Exercise goal — Return every line from the listing where the word "Trading" occurs.

Given entries —
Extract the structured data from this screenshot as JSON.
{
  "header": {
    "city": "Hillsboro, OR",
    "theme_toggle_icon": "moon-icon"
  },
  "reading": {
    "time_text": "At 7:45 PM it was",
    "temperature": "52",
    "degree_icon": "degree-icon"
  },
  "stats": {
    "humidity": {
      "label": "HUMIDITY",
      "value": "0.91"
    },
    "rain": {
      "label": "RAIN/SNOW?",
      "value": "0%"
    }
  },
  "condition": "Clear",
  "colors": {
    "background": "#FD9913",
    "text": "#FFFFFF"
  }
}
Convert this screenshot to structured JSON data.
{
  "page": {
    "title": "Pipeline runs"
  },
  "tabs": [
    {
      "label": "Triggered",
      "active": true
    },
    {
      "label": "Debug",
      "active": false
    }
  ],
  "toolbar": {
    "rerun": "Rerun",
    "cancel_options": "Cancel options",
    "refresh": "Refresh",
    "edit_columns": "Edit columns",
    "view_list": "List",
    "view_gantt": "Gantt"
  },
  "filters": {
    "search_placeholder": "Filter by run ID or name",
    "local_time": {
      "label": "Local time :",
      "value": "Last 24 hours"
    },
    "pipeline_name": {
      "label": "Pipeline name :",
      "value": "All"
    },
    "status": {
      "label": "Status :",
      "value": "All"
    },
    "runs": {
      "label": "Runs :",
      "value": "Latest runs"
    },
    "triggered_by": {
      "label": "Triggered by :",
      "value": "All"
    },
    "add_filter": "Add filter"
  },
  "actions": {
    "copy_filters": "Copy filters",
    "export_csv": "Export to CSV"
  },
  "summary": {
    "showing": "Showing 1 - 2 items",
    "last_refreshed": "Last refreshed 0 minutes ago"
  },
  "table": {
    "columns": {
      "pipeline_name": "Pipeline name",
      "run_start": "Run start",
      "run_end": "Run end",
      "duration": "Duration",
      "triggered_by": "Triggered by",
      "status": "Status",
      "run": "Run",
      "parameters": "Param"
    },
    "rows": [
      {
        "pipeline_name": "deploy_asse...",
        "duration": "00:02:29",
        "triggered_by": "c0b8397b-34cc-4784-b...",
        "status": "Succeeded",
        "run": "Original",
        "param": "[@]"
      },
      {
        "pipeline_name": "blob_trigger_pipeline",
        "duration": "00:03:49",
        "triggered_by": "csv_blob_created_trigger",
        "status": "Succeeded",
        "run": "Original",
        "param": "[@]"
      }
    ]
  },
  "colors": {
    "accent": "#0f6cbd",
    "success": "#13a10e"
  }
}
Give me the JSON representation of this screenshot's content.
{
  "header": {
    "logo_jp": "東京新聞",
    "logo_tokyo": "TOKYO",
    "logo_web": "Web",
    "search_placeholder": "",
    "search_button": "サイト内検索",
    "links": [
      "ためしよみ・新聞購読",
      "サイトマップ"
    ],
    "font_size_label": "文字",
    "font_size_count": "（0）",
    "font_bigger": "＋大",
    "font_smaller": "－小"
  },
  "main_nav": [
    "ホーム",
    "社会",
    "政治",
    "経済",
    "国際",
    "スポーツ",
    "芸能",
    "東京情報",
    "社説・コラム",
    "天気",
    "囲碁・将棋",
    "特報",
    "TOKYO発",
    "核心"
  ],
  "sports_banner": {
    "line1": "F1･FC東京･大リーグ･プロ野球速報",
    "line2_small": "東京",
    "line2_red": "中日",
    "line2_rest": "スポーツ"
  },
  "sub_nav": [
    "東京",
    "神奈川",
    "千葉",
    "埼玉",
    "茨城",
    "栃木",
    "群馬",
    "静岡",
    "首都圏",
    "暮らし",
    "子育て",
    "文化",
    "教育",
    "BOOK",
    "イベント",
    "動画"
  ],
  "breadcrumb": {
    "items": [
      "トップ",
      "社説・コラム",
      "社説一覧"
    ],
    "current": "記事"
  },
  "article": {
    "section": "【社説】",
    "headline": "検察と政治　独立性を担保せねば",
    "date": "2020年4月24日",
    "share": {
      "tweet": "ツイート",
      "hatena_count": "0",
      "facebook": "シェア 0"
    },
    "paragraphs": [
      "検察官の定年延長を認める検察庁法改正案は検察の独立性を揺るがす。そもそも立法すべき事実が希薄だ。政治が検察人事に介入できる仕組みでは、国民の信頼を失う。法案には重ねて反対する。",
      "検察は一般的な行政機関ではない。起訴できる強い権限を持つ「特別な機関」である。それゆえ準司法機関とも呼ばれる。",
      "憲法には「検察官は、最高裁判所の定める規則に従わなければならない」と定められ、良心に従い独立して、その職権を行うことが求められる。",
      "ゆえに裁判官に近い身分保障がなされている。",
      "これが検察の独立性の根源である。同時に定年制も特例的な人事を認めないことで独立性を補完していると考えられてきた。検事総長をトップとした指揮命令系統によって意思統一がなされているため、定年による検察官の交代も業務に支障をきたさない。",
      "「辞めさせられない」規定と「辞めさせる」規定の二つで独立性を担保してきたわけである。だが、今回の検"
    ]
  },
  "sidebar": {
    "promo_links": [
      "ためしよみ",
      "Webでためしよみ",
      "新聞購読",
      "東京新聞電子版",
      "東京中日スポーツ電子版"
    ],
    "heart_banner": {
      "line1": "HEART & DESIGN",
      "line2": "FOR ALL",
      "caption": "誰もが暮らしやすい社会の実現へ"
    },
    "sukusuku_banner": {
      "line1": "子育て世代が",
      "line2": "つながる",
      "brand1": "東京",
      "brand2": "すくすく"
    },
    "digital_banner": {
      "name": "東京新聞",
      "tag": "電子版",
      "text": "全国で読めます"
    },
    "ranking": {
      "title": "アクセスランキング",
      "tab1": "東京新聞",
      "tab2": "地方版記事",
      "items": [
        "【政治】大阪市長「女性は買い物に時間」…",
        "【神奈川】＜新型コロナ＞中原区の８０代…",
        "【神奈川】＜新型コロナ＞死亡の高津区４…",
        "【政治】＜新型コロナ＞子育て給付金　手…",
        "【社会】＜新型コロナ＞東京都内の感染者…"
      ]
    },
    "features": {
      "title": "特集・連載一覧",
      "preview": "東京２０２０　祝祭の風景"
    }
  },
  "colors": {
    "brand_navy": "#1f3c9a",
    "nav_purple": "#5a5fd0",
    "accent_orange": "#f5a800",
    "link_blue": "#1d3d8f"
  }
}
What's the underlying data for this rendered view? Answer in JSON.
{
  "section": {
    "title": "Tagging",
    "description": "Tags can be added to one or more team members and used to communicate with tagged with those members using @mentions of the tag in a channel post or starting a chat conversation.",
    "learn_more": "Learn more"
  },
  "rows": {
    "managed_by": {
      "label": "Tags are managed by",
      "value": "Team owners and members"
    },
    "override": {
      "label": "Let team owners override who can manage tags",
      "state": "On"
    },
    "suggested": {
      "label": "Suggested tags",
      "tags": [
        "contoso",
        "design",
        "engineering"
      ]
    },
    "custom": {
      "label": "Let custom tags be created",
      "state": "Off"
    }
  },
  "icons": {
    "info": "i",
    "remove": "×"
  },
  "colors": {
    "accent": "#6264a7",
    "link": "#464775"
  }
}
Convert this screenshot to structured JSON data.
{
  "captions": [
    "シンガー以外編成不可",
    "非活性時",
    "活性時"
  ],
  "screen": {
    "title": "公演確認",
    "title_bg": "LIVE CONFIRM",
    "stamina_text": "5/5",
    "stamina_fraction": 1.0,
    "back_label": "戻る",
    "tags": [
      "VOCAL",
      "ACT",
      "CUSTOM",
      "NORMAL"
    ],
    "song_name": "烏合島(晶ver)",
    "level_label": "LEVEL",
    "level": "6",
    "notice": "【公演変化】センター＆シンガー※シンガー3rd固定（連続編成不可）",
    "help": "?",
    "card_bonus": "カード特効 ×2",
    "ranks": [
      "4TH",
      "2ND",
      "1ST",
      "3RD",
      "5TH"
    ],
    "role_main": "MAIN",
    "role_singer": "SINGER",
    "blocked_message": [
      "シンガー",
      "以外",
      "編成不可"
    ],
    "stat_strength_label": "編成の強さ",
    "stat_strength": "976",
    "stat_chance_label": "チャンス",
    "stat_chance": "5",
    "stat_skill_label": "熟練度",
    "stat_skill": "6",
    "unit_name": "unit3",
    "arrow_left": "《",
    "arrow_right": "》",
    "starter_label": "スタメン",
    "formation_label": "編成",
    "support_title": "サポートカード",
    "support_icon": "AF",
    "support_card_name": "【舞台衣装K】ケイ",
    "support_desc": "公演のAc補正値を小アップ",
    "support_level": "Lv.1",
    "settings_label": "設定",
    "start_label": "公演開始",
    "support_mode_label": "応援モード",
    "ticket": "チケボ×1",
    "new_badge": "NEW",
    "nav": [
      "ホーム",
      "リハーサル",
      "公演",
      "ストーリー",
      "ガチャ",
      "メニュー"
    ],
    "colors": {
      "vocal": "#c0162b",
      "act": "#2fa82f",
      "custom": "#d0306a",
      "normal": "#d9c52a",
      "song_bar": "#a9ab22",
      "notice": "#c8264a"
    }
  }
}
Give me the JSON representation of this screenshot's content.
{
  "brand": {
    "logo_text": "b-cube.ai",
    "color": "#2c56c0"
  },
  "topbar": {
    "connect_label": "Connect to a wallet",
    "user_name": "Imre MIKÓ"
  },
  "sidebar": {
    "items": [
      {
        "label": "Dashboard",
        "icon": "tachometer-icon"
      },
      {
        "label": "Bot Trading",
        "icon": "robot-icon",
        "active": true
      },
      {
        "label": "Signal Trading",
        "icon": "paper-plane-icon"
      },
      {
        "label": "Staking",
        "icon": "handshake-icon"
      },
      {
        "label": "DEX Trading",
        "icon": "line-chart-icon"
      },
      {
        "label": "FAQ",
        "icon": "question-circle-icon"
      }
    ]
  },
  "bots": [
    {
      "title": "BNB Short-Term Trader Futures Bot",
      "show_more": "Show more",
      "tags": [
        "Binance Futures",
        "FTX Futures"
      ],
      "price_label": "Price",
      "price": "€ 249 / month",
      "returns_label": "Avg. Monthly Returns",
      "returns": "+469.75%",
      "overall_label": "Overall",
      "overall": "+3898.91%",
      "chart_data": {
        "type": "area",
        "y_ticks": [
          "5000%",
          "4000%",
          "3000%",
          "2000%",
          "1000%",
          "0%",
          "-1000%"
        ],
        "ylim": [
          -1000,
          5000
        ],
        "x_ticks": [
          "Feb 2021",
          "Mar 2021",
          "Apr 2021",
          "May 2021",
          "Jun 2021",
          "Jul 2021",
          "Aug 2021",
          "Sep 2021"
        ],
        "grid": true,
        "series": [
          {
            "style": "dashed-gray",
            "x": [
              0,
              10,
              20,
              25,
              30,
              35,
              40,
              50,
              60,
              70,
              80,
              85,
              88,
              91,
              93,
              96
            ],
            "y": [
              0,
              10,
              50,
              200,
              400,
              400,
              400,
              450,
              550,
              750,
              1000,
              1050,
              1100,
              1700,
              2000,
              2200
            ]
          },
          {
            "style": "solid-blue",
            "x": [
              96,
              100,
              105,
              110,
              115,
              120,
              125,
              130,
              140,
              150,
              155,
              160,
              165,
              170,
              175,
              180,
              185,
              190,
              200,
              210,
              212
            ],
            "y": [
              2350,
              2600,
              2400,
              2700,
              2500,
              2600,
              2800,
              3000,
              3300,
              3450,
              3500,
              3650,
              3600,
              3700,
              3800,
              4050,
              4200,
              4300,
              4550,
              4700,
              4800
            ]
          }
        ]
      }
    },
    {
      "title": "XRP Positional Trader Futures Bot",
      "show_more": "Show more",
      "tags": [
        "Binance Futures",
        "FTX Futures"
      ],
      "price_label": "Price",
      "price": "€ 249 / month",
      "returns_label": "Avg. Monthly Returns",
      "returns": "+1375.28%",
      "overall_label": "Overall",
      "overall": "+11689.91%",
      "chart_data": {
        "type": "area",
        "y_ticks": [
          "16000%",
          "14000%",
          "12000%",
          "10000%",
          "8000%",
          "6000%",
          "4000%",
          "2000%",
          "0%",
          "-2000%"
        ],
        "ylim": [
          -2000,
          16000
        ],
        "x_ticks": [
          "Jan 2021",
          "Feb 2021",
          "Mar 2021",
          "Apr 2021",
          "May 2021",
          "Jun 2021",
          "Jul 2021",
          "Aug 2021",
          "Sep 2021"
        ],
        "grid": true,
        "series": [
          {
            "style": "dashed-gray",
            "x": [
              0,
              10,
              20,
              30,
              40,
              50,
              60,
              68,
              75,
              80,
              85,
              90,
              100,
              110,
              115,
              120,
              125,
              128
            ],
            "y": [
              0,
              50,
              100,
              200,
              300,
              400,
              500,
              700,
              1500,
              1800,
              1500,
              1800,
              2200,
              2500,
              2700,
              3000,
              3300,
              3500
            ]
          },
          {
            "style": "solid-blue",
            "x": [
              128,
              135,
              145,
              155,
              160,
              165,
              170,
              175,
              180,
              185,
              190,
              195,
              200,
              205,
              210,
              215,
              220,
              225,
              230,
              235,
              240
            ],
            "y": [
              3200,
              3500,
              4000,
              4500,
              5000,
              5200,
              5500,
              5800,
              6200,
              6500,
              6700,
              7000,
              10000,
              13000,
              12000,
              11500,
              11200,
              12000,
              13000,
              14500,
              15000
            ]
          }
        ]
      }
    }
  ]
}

Written response —
        "label": "Bot Trading",
        "label": "Signal Trading",
        "label": "DEX Trading",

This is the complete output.